United States District Court, N.D. Georgia, Atlanta Division
JAMIE LEE ANDREWS, as surviving spouse of Micah Lee Andrews, Deceased, and JAMIE LEE ANDREWS, as Administrator of the Estate of Micah Lee Andrews, Deceased, Plaintiff,
AUTOLIV JAPAN, LTD and JOHN DOES 1-5, Defendants.
OPINION AND ORDER
WILLIAM S. DUFFEY, JR., UNITED STATES DISTRICT JUDGE
matter is before the Court on Plaintiff Jamie Lee
Andrews' (“Plaintiff”) Motion to Review
Clerk's Taxation of Costs against Jamie Andrews 
(“Motion to Review Costs”).
January 10, 2017, the Court issued an order  granting
Defendant Autoliv Japan, Ltd.'s (“Autoliv”)
Motion for Summary Judgment, and dismissed this action. On
January 16, 2017, Autoliv submitted its bill of costs .
On February 3, 2017, the Clerk of Court taxed Plaintiff costs
in the amount of $18, 196.64.
February 9, 2017, Plaintiff filed her Motion to Review Costs.
In it, Plaintiff moves to disallow $, 2743.80 of the costs,
arguing they are not authorized under 28 U.S.C. § 1920.
Specifically, Plaintiff argues that the following costs are
Invoice date 11/23/2015 ([277.2] at 2)
Invoice date 2/10/2016 ([277.2] at 3)
Invoice date 12/15/2015 ([277.2] at 4)
Invoice date 12/31/2015 ([277.2] at 8)
Certified Transcript â Expedited
Invoice date 2/29/2016 ([277.2] at 11)
also argues that $562.50 in costs for “technical
services” provided by Ricoh USA, Inc. are not allowed.
February 17, 2017, Autoliv filed its response  to
Plaintiff's motion. Autoliv concedes that the $572.35
costs from the November 23, 2015, invoice are not taxable.
Autoliv explains that it needed the rough drafts and
expedited copies of certain deposition transcripts to prepare
its expert witness, William Van Arsdell, Ph.D. Autoliv also
argues that the technical services provided by its
e-discovery vendor Ricoh USA, Inc., are taxable, and, in
support, provides a letter from Ricoh to an employee of
Autoliv's law firm.
reply brief , Plaintiff concedes that Autoliv
demonstrated a need for rush copies of the depositions of
Chris Caruso, Steven Meyer, and Joseph Burton, M.d. Plaintiff
maintains her objection to the taxation of Dr. Van
Arsdell's deposition, arguing that an expedited copy of a
deposition taken more than thirty days before a
pretrial-motion deadline is not taxable.

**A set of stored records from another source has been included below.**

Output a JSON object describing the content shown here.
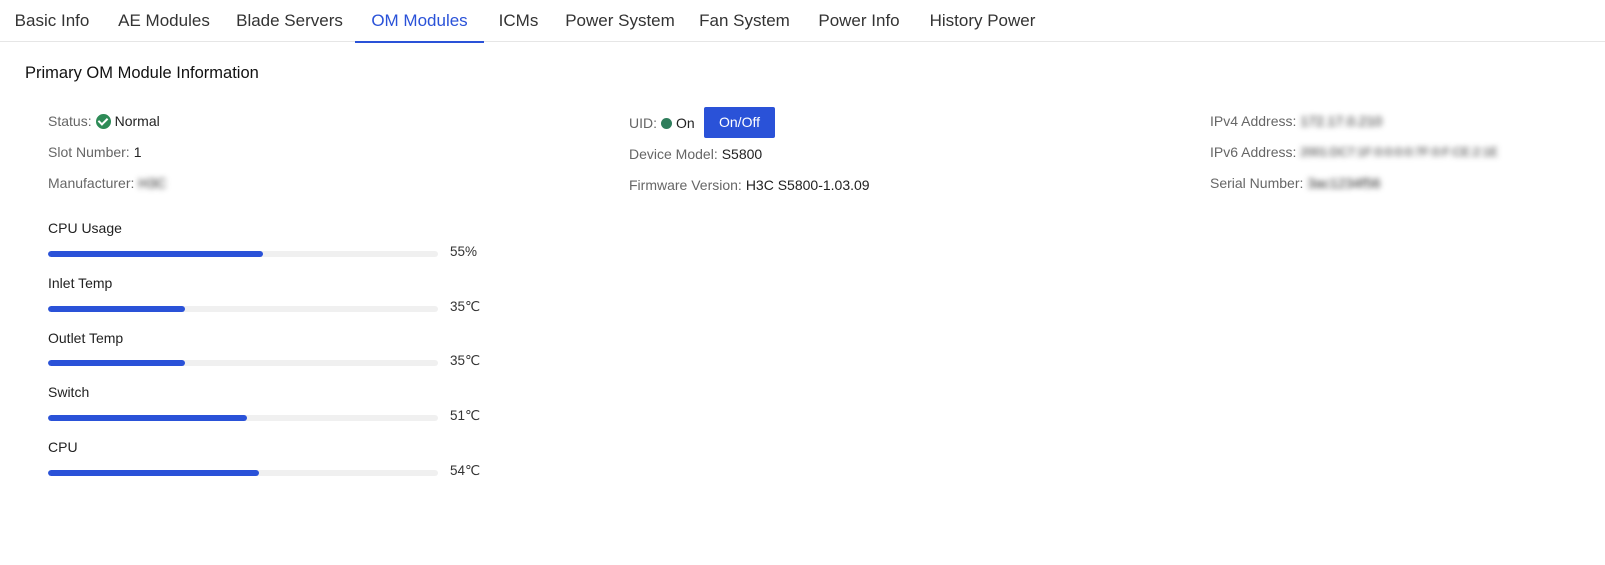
{
  "tabs": [
    {
      "label": "Basic Info",
      "active": false
    },
    {
      "label": "AE Modules",
      "active": false
    },
    {
      "label": "Blade Servers",
      "active": false
    },
    {
      "label": "OM Modules",
      "active": true
    },
    {
      "label": "ICMs",
      "active": false
    },
    {
      "label": "Power System",
      "active": false
    },
    {
      "label": "Fan System",
      "active": false
    },
    {
      "label": "Power Info",
      "active": false
    },
    {
      "label": "History Power",
      "active": false
    }
  ],
  "section": {
    "title": "Primary OM Module Information"
  },
  "info": {
    "status_label": "Status:",
    "status_value": "Normal",
    "status_icon": "check-circle-icon",
    "slot_label": "Slot Number:",
    "slot_value": "1",
    "manufacturer_label": "Manufacturer:",
    "manufacturer_value": "H3C",
    "uid_label": "UID:",
    "uid_value": "On",
    "uid_button": "On/Off",
    "model_label": "Device Model:",
    "model_value": "S5800",
    "firmware_label": "Firmware Version:",
    "firmware_value": "H3C S5800-1.03.09",
    "ipv4_label": "IPv4 Address:",
    "ipv4_value": "172.17.0.210",
    "ipv6_label": "IPv6 Address:",
    "ipv6_value": "2001:DC7:1F:0:0:0:0:7F:0:F:CE:2:1E",
    "serial_label": "Serial Number:",
    "serial_value": "3ac1234f56"
  },
  "colors": {
    "accent": "#2a52d8",
    "ok": "#2e8b57"
  },
  "metrics": [
    {
      "label": "CPU Usage",
      "value": "55%",
      "fraction": 0.55
    },
    {
      "label": "Inlet Temp",
      "value": "35℃",
      "fraction": 0.35
    },
    {
      "label": "Outlet Temp",
      "value": "35℃",
      "fraction": 0.35
    },
    {
      "label": "Switch",
      "value": "51℃",
      "fraction": 0.51
    },
    {
      "label": "CPU",
      "value": "54℃",
      "fraction": 0.54
    }
  ]
}
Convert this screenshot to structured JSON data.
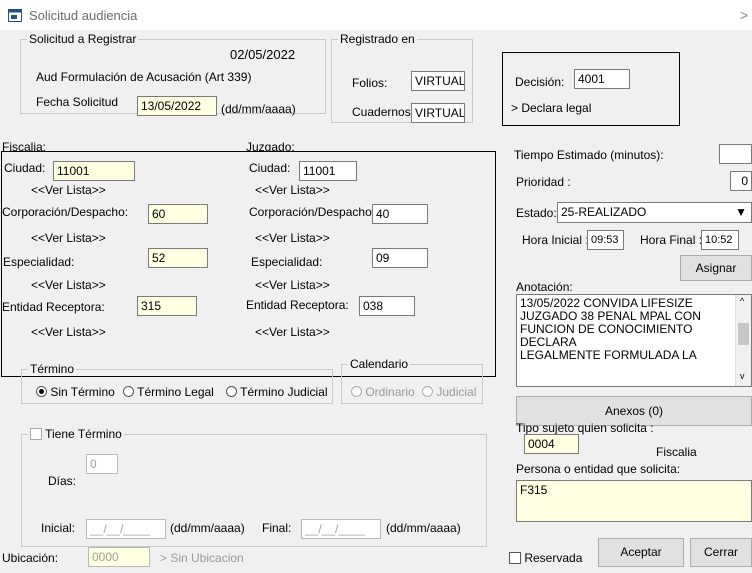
{
  "window": {
    "title": "Solicitud audiencia",
    "close_glyph": ">"
  },
  "solicitud": {
    "legend": "Solicitud a Registrar",
    "date": "02/05/2022",
    "tipo": "Aud Formulación de Acusación (Art 339)",
    "fecha_label": "Fecha Solicitud",
    "fecha_value": "13/05/2022",
    "fecha_format": "(dd/mm/aaaa)"
  },
  "registrado": {
    "legend": "Registrado en",
    "folios_label": "Folios:",
    "folios_value": "VIRTUAL",
    "cuadernos_label": "Cuadernos:",
    "cuadernos_value": "VIRTUAL"
  },
  "decision": {
    "label": "Decisión:",
    "value": "4001",
    "desc": "> Declara legal"
  },
  "fiscalia": {
    "header": "Fiscalia:",
    "ciudad_label": "Ciudad:",
    "ciudad_value": "11001",
    "ver1": "<<Ver Lista>>",
    "corp_label": "Corporación/Despacho:",
    "corp_value": "60",
    "ver2": "<<Ver Lista>>",
    "esp_label": "Especialidad:",
    "esp_value": "52",
    "ver3": "<<Ver Lista>>",
    "ent_label": "Entidad Receptora:",
    "ent_value": "315",
    "ver4": "<<Ver Lista>>"
  },
  "juzgado": {
    "header": "Juzgado:",
    "ciudad_label": "Ciudad:",
    "ciudad_value": "11001",
    "ver1": "<<Ver Lista>>",
    "corp_label": "Corporación/Despacho:",
    "corp_value": "40",
    "ver2": "<<Ver Lista>>",
    "esp_label": "Especialidad:",
    "esp_value": "09",
    "ver3": "<<Ver Lista>>",
    "ent_label": "Entidad Receptora:",
    "ent_value": "038",
    "ver4": "<<Ver Lista>>"
  },
  "right": {
    "tiempo_label": "Tiempo Estimado (minutos):",
    "tiempo_value": "",
    "prioridad_label": "Prioridad :",
    "prioridad_value": "0",
    "estado_label": "Estado:",
    "estado_value": "25-REALIZADO",
    "hora_inicial_label": "Hora Inicial :",
    "hora_inicial_value": "09:53",
    "hora_final_label": "Hora Final :",
    "hora_final_value": "10:52",
    "asignar_label": "Asignar",
    "anotacion_label": "Anotación:",
    "anotacion_lines": [
      "13/05/2022 CONVIDA LIFESIZE",
      "JUZGADO 38 PENAL MPAL CON",
      "FUNCION DE CONOCIMIENTO DECLARA",
      "LEGALMENTE FORMULADA LA"
    ],
    "anexos_label": "Anexos (0)",
    "tipo_sujeto_label": "Tipo sujeto quien solicita :",
    "tipo_sujeto_value": "0004",
    "tipo_sujeto_desc": "Fiscalia",
    "persona_label": "Persona o entidad que solicita:",
    "persona_value": "F315"
  },
  "termino": {
    "legend": "Término",
    "opt1": "Sin Término",
    "opt2": "Término Legal",
    "opt3": "Término Judicial"
  },
  "calendario": {
    "legend": "Calendario",
    "opt1": "Ordinario",
    "opt2": "Judicial"
  },
  "tiene": {
    "legend": "Tiene Término",
    "dias_label": "Días:",
    "dias_value": "0",
    "inicial_label": "Inicial:",
    "inicial_value": "__/__/____",
    "format1": "(dd/mm/aaaa)",
    "final_label": "Final:",
    "final_value": "__/__/____",
    "format2": "(dd/mm/aaaa)"
  },
  "footer": {
    "ubicacion_label": "Ubicación:",
    "ubicacion_value": "0000",
    "ubicacion_desc": "> Sin Ubicacion",
    "reservada_label": "Reservada",
    "aceptar_label": "Aceptar",
    "cerrar_label": "Cerrar"
  }
}
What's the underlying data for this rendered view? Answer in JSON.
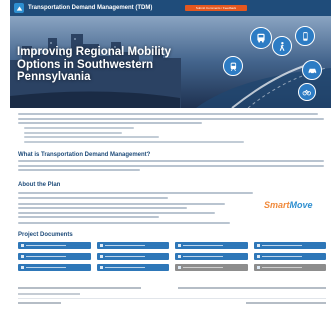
{
  "header": {
    "title": "Transportation Demand Management (TDM)",
    "cta_label": "Submit Comments / Feedback"
  },
  "hero": {
    "title": "Improving Regional Mobility Options in Southwestern Pennsylvania",
    "icons": [
      "bus-icon",
      "pedestrian-icon",
      "phone-icon",
      "train-icon",
      "car-icon",
      "bicycle-icon"
    ]
  },
  "sections": {
    "what_is": "What is Transportation Demand Management?",
    "about": "About the Plan",
    "documents": "Project Documents"
  },
  "brand": {
    "smart": "Smart",
    "move": "Move"
  },
  "colors": {
    "navy": "#1f4c7a",
    "accent_orange": "#e4571f",
    "button_blue": "#2e77b8"
  }
}
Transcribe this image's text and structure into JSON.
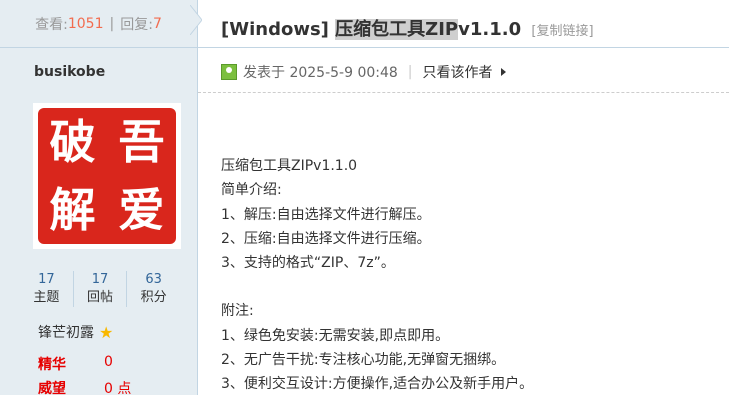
{
  "sidebar": {
    "views_label": "查看:",
    "views_count": "1051",
    "separator": "|",
    "replies_label": "回复:",
    "replies_count": "7",
    "username": "busikobe",
    "avatar_chars": [
      "破",
      "吾",
      "解",
      "爱"
    ],
    "stats": [
      {
        "value": "17",
        "label": "主题"
      },
      {
        "value": "17",
        "label": "回帖"
      },
      {
        "value": "63",
        "label": "积分"
      }
    ],
    "rank": "锋芒初露",
    "rank_icon": "star-icon",
    "jinghua_label": "精华",
    "jinghua_value": "0",
    "weiwang_label": "威望",
    "weiwang_value": "0 点"
  },
  "post": {
    "title_prefix": "[Windows] ",
    "title_highlight": "压缩包工具ZIP",
    "title_suffix": "v1.1.0",
    "copy_link": "[复制链接]",
    "posted": "发表于 2025-5-9 00:48",
    "meta_sep": "|",
    "author_only": "只看该作者",
    "content_lines_1": [
      "压缩包工具ZIPv1.1.0",
      "简单介绍:",
      "1、解压:自由选择文件进行解压。",
      "2、压缩:自由选择文件进行压缩。",
      "3、支持的格式“ZIP、7z”。"
    ],
    "content_lines_2": [
      "附注:",
      "1、绿色免安装:无需安装,即点即用。",
      "2、无广告干扰:专注核心功能,无弹窗无捆绑。",
      "3、便利交互设计:方便操作,适合办公及新手用户。"
    ]
  },
  "colors": {
    "accent": "#f26c4f",
    "sidebar_bg": "#e5edf2",
    "link": "#369",
    "red": "#e60000",
    "seal": "#d9261c"
  }
}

Plaintiff argues
that the letter from Ricoh to Autoliv does not explain the
reasons for and purpose of Ricoh's services.
54(d)(1) of the Federal Rules of Civil Procedure provides, in
Unless a federal statute, these rules, or a court order
provides otherwise, costs--other than attorney's
fees--should be ...